--- ASSIGNMENT ---
Pictures are not part of the copy; reproduce the remaining data exactly.

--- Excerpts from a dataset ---
__________________________________________________

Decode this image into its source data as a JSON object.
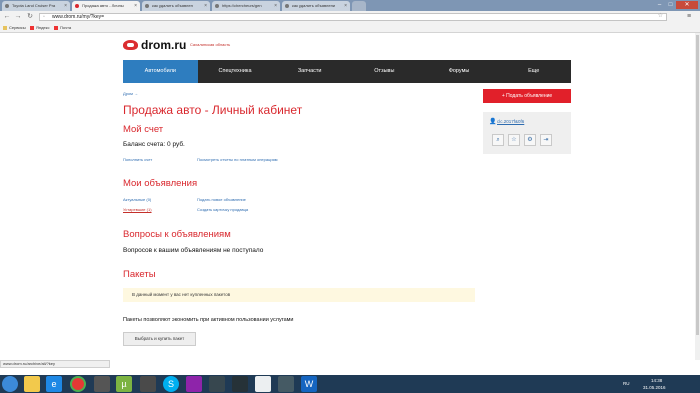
{
  "browser": {
    "tabs": [
      {
        "label": "Toyota Land Cruiser Pra"
      },
      {
        "label": "Продажа авто - Личны"
      },
      {
        "label": "как удалить объявлен"
      },
      {
        "label": "https://chercheurs/gen"
      },
      {
        "label": "как удалить объявлени"
      }
    ],
    "url": "www.drom.ru/my/?key=",
    "bookmarks": [
      {
        "label": "Сервисы"
      },
      {
        "label": "Яндекс"
      },
      {
        "label": "Почта"
      }
    ]
  },
  "site": {
    "logo": "drom.ru",
    "region": "Сахалинская область",
    "nav": [
      {
        "label": "Автомобили"
      },
      {
        "label": "Спецтехника"
      },
      {
        "label": "Запчасти"
      },
      {
        "label": "Отзывы"
      },
      {
        "label": "Форумы"
      },
      {
        "label": "Еще"
      }
    ],
    "breadcrumb": "Дром →"
  },
  "main": {
    "title": "Продажа авто - Личный кабинет",
    "account": {
      "heading": "Мой счет",
      "balance": "Баланс счета: 0 руб.",
      "topup": "Пополнить счет",
      "reports": "Посмотреть отчеты по платным операциям"
    },
    "ads": {
      "heading": "Мои объявления",
      "active": "Актуальные (0)",
      "archived": "Устаревшие (1)",
      "new_ad": "Подать новое объявление",
      "sale_card": "Создать карточку продавца"
    },
    "questions": {
      "heading": "Вопросы к объявлениям",
      "text": "Вопросов к вашим объявлениям не поступало"
    },
    "packages": {
      "heading": "Пакеты",
      "notice": "В данный момент у вас нет купленных пакетов",
      "description": "Пакеты позволяют экономить при активном пользовании услугами",
      "buy_button": "Выбрать и купить пакет"
    }
  },
  "sidebar": {
    "add_button": "Подать объявление",
    "username": "clc.2017f&0f6"
  },
  "status": {
    "url": "www.drom.ru/archive/all/?key"
  },
  "taskbar": {
    "lang": "RU",
    "time": "14:38",
    "date": "31.05.2016"
  },
  "colors": {
    "brand_red": "#d9282e",
    "nav_active": "#2e7dbf",
    "nav_bg": "#2a2a2a",
    "link": "#2e6cb0"
  }
}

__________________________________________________

--- EXERCISE RESPONSE ---
Decode this image into its source data as a JSON object.
{
  "browser": {
    "tabs": [
      {
        "label": "Toyota Land Cruiser Pra"
      },
      {
        "label": "Продажа авто - Личны"
      },
      {
        "label": "как удалить объявлен"
      },
      {
        "label": "https://chercheurs/gen"
      },
      {
        "label": "как удалить объявлени"
      }
    ],
    "url": "www.drom.ru/my/?key=",
    "bookmarks": [
      {
        "label": "Сервисы"
      },
      {
        "label": "Яндекс"
      },
      {
        "label": "Почта"
      }
    ]
  },
  "site": {
    "logo": "drom.ru",
    "region": "Сахалинская область",
    "nav": [
      {
        "label": "Автомобили"
      },
      {
        "label": "Спецтехника"
      },
      {
        "label": "Запчасти"
      },
      {
        "label": "Отзывы"
      },
      {
        "label": "Форумы"
      },
      {
        "label": "Еще"
      }
    ],
    "breadcrumb": "Дром →"
  },
  "main": {
    "title": "Продажа авто - Личный кабинет",
    "account": {
      "heading": "Мой счет",
      "balance": "Баланс счета: 0 руб.",
      "topup": "Пополнить счет",
      "reports": "Посмотреть отчеты по платным операциям"
    },
    "ads": {
      "heading": "Мои объявления",
      "active": "Актуальные (0)",
      "archived": "Устаревшие (1)",
      "new_ad": "Подать новое объявление",
      "sale_card": "Создать карточку продавца"
    },
    "questions": {
      "heading": "Вопросы к объявлениям",
      "text": "Вопросов к вашим объявлениям не поступало"
    },
    "packages": {
      "heading": "Пакеты",
      "notice": "В данный момент у вас нет купленных пакетов",
      "description": "Пакеты позволяют экономить при активном пользовании услугами",
      "buy_button": "Выбрать и купить пакет"
    }
  },
  "sidebar": {
    "add_button": "Подать объявление",
    "username": "clc.2017f&0f6"
  },
  "status": {
    "url": "www.drom.ru/archive/all/?key"
  },
  "taskbar": {
    "lang": "RU",
    "time": "14:38",
    "date": "31.05.2016"
  },
  "colors": {
    "brand_red": "#d9282e",
    "nav_active": "#2e7dbf",
    "nav_bg": "#2a2a2a",
    "link": "#2e6cb0"
  }
}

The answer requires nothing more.